#### Task details
Output all of the data verbatim.

(Dataset rows describing interfaces)
++++++++++++++++++++

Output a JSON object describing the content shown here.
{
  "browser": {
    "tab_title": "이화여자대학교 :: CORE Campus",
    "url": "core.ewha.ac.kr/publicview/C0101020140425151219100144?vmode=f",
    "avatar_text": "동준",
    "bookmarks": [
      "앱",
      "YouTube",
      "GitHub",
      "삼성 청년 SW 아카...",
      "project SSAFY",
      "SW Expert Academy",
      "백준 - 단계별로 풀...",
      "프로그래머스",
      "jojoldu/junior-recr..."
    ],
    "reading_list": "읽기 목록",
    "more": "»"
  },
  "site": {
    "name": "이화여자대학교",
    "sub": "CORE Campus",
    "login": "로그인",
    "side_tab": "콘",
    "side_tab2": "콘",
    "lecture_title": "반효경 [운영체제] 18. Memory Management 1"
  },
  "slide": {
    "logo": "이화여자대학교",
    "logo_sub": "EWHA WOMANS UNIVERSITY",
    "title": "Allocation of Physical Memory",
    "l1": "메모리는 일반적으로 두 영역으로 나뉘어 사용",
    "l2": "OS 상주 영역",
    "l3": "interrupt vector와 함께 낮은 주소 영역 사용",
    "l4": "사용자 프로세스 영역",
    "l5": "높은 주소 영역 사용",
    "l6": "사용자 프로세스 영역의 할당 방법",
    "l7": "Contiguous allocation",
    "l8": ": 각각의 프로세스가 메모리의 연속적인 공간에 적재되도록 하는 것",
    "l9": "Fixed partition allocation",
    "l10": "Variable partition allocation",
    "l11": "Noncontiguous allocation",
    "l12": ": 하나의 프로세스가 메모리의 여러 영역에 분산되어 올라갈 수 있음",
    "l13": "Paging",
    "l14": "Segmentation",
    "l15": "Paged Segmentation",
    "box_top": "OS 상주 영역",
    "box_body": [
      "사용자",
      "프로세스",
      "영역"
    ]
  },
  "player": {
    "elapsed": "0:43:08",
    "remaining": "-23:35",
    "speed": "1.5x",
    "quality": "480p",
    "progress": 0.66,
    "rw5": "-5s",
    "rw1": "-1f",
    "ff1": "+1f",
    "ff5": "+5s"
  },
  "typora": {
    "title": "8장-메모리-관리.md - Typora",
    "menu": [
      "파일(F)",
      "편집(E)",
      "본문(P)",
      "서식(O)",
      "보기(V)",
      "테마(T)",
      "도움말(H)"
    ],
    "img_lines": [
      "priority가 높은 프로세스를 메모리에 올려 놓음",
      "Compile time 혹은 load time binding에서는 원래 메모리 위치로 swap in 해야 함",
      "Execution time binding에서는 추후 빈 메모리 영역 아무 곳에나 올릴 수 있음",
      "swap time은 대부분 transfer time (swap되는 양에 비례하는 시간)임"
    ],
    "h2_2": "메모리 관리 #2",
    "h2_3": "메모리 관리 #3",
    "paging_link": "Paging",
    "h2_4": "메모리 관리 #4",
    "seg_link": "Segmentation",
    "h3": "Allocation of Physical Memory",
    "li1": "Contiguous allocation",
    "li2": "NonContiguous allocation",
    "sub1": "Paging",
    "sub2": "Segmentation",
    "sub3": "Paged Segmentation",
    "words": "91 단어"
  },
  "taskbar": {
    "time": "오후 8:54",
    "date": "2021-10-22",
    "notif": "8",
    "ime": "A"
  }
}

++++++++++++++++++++

#### Your response
Output a JSON object describing the content shown here.
{
  "browser": {
    "tab_title": "이화여자대학교 :: CORE Campus",
    "url": "core.ewha.ac.kr/publicview/C0101020140425151219100144?vmode=f",
    "avatar_text": "동준",
    "bookmarks": [
      "앱",
      "YouTube",
      "GitHub",
      "삼성 청년 SW 아카...",
      "project SSAFY",
      "SW Expert Academy",
      "백준 - 단계별로 풀...",
      "프로그래머스",
      "jojoldu/junior-recr..."
    ],
    "reading_list": "읽기 목록",
    "more": "»"
  },
  "site": {
    "name": "이화여자대학교",
    "sub": "CORE Campus",
    "login": "로그인",
    "side_tab": "콘",
    "side_tab2": "콘",
    "lecture_title": "반효경 [운영체제] 18. Memory Management 1"
  },
  "slide": {
    "logo": "이화여자대학교",
    "logo_sub": "EWHA WOMANS UNIVERSITY",
    "title": "Allocation of Physical Memory",
    "l1": "메모리는 일반적으로 두 영역으로 나뉘어 사용",
    "l2": "OS 상주 영역",
    "l3": "interrupt vector와 함께 낮은 주소 영역 사용",
    "l4": "사용자 프로세스 영역",
    "l5": "높은 주소 영역 사용",
    "l6": "사용자 프로세스 영역의 할당 방법",
    "l7": "Contiguous allocation",
    "l8": ": 각각의 프로세스가 메모리의 연속적인 공간에 적재되도록 하는 것",
    "l9": "Fixed partition allocation",
    "l10": "Variable partition allocation",
    "l11": "Noncontiguous allocation",
    "l12": ": 하나의 프로세스가 메모리의 여러 영역에 분산되어 올라갈 수 있음",
    "l13": "Paging",
    "l14": "Segmentation",
    "l15": "Paged Segmentation",
    "box_top": "OS 상주 영역",
    "box_body": [
      "사용자",
      "프로세스",
      "영역"
    ]
  },
  "player": {
    "elapsed": "0:43:08",
    "remaining": "-23:35",
    "speed": "1.5x",
    "quality": "480p",
    "progress": 0.66,
    "rw5": "-5s",
    "rw1": "-1f",
    "ff1": "+1f",
    "ff5": "+5s"
  },
  "typora": {
    "title": "8장-메모리-관리.md - Typora",
    "menu": [
      "파일(F)",
      "편집(E)",
      "본문(P)",
      "서식(O)",
      "보기(V)",
      "테마(T)",
      "도움말(H)"
    ],
    "img_lines": [
      "priority가 높은 프로세스를 메모리에 올려 놓음",
      "Compile time 혹은 load time binding에서는 원래 메모리 위치로 swap in 해야 함",
      "Execution time binding에서는 추후 빈 메모리 영역 아무 곳에나 올릴 수 있음",
      "swap time은 대부분 transfer time (swap되는 양에 비례하는 시간)임"
    ],
    "h2_2": "메모리 관리 #2",
    "h2_3": "메모리 관리 #3",
    "paging_link": "Paging",
    "h2_4": "메모리 관리 #4",
    "seg_link": "Segmentation",
    "h3": "Allocation of Physical Memory",
    "li1": "Contiguous allocation",
    "li2": "NonContiguous allocation",
    "sub1": "Paging",
    "sub2": "Segmentation",
    "sub3": "Paged Segmentation",
    "words": "91 단어"
  },
  "taskbar": {
    "time": "오후 8:54",
    "date": "2021-10-22",
    "notif": "8",
    "ime": "A"
  }
}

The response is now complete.